= 2*[6*(4-15) - 2*(1-18) + 3*(5-24)] - 3*[1*(4-15) - 2*(1-12) + 3*(5-16)] + 7*[1*(1-18) - 6*(1-12) + 3*(6-4)] - 2*[1*(5-24) - 6*(5-16) + 2*(6-4)] = 2*[(6*(-11)) - (2*(-17)) + (3*(-19))] - 3*[(1*(-11)) - (2*(-11)) + (3*(-11))] + 7*[(1*(-17)) - (6*(-11)) + (3*2)] - 2*[(1*(-19)) - (6*(-11)) + (2*2)] = 2*(-66 - (-34) + (-57)) - 3*(-11 - (-22) + (-33)) + 7*((-17) - (-66) + 6) - 2*((-19) - (-66) + 4) = 2*(-89) - 3*(-22) + 7*(55) - 2*(51) = -178 - (-66) + 385 - 102 = 171

## Important Properties of the Determinant

- The determinant of the transpose of a matrix will be the same as the determinant of the original matrix.

- If two rows in the matrix are interchanged, the determinant will be the negative of the determinant of the original matrix.

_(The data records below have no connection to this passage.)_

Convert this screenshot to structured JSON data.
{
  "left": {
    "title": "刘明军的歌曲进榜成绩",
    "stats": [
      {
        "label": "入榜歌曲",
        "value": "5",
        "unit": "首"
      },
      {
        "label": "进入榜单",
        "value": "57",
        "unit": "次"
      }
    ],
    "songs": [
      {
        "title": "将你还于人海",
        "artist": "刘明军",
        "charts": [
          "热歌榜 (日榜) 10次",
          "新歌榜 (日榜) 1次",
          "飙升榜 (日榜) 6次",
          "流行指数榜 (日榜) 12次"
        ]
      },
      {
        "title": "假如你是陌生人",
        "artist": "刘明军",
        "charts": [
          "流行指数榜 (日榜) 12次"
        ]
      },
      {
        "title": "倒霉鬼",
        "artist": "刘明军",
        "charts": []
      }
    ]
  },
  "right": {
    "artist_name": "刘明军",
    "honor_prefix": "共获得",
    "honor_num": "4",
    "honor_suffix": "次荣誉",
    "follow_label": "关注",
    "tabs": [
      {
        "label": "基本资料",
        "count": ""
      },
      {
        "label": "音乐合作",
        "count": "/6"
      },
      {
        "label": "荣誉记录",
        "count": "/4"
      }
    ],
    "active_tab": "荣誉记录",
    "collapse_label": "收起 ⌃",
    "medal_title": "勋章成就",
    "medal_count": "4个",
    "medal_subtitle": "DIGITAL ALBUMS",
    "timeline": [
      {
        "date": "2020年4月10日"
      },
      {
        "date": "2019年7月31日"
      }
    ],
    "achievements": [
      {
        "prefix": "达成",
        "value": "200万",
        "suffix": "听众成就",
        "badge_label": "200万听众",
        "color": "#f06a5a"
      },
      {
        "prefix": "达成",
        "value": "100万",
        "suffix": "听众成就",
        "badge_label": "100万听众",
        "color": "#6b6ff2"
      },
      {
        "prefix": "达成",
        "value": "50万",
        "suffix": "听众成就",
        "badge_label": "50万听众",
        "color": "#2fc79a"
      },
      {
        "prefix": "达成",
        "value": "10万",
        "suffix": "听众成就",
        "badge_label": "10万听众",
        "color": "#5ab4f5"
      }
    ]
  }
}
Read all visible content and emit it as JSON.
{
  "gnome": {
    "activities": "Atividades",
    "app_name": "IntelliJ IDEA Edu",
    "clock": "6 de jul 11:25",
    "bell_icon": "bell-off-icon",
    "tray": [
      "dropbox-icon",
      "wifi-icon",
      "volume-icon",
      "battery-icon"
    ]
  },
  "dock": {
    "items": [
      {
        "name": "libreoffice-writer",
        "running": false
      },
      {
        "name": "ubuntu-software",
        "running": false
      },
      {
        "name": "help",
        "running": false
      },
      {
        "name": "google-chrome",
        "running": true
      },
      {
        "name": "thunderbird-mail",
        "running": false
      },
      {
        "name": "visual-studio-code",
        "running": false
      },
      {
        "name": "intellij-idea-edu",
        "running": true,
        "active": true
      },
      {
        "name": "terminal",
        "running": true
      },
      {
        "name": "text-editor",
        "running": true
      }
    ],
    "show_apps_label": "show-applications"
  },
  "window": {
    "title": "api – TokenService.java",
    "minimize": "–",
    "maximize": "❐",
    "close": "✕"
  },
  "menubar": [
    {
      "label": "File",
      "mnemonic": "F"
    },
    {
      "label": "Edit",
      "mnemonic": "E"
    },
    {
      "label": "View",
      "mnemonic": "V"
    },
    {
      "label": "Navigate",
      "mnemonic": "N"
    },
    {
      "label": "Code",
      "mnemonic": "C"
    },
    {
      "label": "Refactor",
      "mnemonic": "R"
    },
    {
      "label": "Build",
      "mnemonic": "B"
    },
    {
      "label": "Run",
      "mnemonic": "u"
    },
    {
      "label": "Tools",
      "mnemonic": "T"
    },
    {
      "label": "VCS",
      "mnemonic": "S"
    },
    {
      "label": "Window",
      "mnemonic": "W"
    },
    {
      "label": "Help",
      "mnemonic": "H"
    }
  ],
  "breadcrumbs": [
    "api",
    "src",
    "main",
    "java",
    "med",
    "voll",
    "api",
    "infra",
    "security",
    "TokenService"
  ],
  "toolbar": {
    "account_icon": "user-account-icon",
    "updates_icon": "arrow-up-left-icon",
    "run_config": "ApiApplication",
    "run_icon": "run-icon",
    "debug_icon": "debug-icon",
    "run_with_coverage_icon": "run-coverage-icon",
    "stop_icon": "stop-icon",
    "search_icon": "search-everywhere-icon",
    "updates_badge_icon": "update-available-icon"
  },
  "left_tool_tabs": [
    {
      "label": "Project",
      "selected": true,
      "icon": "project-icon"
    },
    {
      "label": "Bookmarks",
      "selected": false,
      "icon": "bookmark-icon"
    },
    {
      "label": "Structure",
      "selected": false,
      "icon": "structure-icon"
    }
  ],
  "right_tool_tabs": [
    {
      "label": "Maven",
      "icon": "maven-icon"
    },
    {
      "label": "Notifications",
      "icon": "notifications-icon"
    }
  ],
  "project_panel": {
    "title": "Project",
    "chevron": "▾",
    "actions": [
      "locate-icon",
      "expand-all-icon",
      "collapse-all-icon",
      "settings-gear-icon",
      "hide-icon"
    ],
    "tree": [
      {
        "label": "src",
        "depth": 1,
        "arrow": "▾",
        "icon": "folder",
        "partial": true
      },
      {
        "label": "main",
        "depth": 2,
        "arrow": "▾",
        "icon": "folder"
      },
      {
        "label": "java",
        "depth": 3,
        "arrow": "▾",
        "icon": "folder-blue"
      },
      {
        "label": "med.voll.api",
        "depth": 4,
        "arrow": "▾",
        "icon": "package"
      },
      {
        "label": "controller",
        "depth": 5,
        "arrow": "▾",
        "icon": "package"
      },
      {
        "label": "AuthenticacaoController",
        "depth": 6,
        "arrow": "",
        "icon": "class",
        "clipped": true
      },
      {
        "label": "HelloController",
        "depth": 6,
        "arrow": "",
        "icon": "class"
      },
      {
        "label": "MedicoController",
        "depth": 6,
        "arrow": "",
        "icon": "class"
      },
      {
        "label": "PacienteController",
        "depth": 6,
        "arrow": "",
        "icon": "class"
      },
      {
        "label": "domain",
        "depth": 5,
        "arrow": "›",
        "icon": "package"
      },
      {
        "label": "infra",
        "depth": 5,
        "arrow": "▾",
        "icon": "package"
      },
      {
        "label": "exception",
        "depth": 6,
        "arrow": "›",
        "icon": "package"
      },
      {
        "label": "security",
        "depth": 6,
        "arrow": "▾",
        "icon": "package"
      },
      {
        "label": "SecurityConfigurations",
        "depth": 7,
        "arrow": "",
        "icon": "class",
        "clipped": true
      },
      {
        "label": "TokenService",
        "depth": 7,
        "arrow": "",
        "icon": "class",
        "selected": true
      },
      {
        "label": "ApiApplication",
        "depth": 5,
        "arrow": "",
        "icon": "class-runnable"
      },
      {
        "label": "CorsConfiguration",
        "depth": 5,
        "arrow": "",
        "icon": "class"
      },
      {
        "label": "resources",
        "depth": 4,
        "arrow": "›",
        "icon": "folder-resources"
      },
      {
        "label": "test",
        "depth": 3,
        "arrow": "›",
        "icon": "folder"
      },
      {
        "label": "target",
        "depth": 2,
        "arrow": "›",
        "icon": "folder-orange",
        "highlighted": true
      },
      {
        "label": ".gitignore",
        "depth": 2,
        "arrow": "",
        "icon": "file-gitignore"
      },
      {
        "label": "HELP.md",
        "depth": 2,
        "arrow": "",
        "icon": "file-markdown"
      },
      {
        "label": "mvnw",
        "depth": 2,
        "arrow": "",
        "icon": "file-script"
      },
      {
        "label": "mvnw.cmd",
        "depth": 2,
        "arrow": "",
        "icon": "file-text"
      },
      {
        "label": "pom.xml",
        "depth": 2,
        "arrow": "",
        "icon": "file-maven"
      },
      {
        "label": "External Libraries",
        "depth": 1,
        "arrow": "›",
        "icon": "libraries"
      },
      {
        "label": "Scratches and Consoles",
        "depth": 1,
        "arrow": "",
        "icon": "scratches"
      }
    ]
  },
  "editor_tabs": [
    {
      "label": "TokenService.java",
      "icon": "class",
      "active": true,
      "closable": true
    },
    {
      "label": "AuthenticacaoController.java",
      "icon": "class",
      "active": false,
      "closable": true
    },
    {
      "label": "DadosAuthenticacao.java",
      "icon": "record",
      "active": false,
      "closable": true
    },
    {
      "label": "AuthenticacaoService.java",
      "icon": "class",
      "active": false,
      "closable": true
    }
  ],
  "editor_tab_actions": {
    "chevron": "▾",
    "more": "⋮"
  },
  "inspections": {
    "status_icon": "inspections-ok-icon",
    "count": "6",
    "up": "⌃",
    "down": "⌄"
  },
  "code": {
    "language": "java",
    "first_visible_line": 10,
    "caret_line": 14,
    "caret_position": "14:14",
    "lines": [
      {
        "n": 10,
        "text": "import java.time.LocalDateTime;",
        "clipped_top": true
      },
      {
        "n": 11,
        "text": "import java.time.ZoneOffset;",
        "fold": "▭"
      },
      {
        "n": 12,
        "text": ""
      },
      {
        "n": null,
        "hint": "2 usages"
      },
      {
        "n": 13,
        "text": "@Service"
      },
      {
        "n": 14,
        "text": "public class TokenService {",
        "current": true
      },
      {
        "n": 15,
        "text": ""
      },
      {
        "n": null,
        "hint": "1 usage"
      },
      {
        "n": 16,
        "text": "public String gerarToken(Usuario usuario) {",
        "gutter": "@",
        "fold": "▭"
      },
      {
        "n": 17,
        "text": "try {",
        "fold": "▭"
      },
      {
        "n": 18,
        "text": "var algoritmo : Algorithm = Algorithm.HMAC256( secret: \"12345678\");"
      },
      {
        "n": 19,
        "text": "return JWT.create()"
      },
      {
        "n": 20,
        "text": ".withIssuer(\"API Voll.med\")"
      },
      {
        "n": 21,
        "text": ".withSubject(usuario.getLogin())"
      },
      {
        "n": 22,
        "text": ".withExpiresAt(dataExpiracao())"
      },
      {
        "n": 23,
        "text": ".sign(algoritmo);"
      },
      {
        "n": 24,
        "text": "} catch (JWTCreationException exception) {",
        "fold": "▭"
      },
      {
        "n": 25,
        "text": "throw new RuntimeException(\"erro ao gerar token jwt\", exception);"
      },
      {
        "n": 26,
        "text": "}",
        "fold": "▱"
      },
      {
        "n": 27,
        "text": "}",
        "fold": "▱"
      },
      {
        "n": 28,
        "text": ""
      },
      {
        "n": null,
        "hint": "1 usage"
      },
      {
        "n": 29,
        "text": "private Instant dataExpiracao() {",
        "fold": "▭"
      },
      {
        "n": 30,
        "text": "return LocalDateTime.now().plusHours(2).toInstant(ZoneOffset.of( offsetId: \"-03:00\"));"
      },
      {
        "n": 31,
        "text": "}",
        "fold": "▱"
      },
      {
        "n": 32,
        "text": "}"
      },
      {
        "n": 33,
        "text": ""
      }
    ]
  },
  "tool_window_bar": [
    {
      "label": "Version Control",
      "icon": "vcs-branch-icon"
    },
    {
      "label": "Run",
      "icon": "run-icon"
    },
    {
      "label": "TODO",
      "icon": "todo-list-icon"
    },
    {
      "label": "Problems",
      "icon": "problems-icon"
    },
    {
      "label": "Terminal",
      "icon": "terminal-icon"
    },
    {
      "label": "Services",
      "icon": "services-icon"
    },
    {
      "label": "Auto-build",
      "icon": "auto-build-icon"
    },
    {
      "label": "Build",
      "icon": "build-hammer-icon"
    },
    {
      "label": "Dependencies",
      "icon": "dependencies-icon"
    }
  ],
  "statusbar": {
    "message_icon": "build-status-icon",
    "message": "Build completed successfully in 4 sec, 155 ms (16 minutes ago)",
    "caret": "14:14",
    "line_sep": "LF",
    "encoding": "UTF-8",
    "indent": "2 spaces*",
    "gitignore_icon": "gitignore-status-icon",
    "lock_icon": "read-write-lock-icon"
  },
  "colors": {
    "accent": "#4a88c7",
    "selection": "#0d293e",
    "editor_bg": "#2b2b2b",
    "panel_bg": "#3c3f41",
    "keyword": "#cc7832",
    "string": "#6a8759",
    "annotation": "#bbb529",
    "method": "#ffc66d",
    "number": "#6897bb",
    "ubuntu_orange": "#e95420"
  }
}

- If two rows or columns in a matrix are the same, the determinant will be zero.

- If there is a row of zeros in the matrix, the determinant will be zero.

- If a row or column in a matrix was multiplied by a real number, then the determinant will be that real number multiplied by the determinant of the original matrix.

- If the matrix is either an upper or a lower triangular matrix, the determinant will be the product of the elements on the main diagonal.

- If two matrices are n x n, then the determinant of one multiplied by the determinant of the other is the determinant of the full matrix of the two next to each other.

## Nonsingular and Similar Matrices

Definition: A square matrix is called **nonsingular** if its determinant is not equal to zero.

- For square matrices, then the linear combination of the matrix has a nontrivial solution if and only if the matrix is NOT nonsingular.

- For nonsingular matrices, the determinant of the inverse of that matrix is equal to 1 over the determinant of the matrix.

- If two matrices are similar matrices, then the determinants of the two are equal.